I'm not the sort of person who likes to plan out every single plot point in advance.  I throw ideas around until something sticks.  That said, some ideas stick better than others.  Here are some things that work for me.
  • Think of an outrageous, shocking, or impossible event, the kind that makes you say, "I can't do that," while you secretly giggle in delight.  Do it.  Now explain how it happens.  Figure out the consequences.
  • Think of a backstory for the main or minor characters.  Now find a way of making that past come into the present.  This could take the shape of an old acquaintance, a parallel event, or a revealed secret.
  • Develop a relationship. Tear down a relationship.  Threaten a relationship.  Test a relationship.
  • Have your hero hurt someone.  This could be a major or minor hurt, emotionl or physical, accidental or intentional.  It adds conflict and dimension to your protagonist.
  • Develop other characters' motives.  Have them come at crossroads with the main character.  This is especially painful if someone the main character cares about is working against him. 
  • Have minor characters reveal secrets of their own.
  • Make them have to go somewhere.  Think of all the ways they could get lost.
  • Give them a deadline.  Think of all the ways they could miss it.
  • Introduce family members.  Family = Drama
  • Plan something for something nice, fun, or beautiful to happen.  Give the character something to hold onto in the bad times. 
  • Have your character learn something.  A new skill.  New information.  A secret.  
  • Plot the murder of your favorite cliche.  (See my "Dissecting Fantasy" posts for ideas.)

Friday, March 1, 2013

Weekly Update: 3-1-13

Happy Beginning of March!

The Orange County weather had been flirtng with warmth all winter long, but now that the first month of spring has rolled on in, it's officially hot.  I still see orange trees with fruit hanging off the branches like bright Christmas ornaments.  My aunt found a hummingbird nest in our tree.  My sinuses are going crazy.  Thusly, do the seasons change.

I'm in a good mood as I write this, because I've finished all of my goals for the winter, more or less, barring getting my driver's license, which has remained stubbornly out of reach.  I edited 3 chapters, did research, wrote 50 pages for my Coffin short story, wrote 2 new short stories, completed editing and posting my fanfiction, and kept up with this blog.

The next three months will be even crazier, especially with Camp NaNoWriMo and NaPoWriMo both converging in April.  I also want to finish my Changelings novel, continue with my Coffin short story at a rate of 3 chapters a month, and keep up this blog.  I've got my work cut out for me, that's for sure.

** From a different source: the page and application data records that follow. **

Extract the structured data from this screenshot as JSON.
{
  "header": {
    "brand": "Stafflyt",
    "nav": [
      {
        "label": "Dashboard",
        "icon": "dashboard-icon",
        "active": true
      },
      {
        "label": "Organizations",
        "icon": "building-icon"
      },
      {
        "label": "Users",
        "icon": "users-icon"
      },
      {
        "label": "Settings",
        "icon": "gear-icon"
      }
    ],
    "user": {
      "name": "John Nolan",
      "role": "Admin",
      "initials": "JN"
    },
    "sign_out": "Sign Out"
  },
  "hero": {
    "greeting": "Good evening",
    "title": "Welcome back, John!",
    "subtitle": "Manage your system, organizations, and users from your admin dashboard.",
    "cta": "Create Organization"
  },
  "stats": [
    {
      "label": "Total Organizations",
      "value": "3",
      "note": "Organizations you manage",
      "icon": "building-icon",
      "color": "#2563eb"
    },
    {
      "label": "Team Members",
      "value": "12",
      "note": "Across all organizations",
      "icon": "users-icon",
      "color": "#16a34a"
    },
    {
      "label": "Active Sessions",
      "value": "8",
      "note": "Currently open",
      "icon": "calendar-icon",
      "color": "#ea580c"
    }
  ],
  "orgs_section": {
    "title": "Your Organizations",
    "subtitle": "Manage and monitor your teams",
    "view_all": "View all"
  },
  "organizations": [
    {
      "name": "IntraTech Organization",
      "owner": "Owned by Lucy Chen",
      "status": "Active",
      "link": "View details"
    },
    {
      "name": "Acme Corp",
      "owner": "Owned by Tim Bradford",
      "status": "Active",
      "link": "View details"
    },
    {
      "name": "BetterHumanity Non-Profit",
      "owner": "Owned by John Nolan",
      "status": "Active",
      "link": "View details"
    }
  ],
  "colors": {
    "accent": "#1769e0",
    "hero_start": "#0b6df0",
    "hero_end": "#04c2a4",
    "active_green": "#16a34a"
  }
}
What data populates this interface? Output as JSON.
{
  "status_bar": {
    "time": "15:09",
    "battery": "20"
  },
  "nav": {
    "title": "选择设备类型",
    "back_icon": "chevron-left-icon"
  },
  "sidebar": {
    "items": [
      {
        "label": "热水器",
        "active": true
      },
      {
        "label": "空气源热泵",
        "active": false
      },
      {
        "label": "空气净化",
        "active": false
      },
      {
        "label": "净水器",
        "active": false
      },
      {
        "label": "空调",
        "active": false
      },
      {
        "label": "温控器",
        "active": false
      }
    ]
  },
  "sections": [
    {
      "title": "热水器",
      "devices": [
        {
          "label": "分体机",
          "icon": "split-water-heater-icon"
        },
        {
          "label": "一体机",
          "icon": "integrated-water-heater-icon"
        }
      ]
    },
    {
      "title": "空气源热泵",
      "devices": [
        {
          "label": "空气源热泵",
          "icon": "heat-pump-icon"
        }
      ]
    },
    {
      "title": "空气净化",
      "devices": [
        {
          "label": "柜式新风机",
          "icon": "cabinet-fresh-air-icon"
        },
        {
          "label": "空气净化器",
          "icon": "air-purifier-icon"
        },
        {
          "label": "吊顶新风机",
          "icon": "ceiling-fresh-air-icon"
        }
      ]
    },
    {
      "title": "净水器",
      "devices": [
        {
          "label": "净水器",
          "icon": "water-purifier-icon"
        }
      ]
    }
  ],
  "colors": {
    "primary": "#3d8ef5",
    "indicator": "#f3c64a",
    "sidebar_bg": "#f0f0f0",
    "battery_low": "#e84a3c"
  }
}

With so much upcoming work, I was tempted to launch headfirst into it, but some little cry within me said no.  You can start your work tomorrow.  You've completed 3 months of hard goals.  Time to celebrate.  And so I did.  I put aside my work and went out to a nice sushi lunch and spent an hour browsing at Barnes and Noble.

I'd earned the right to have a little fun.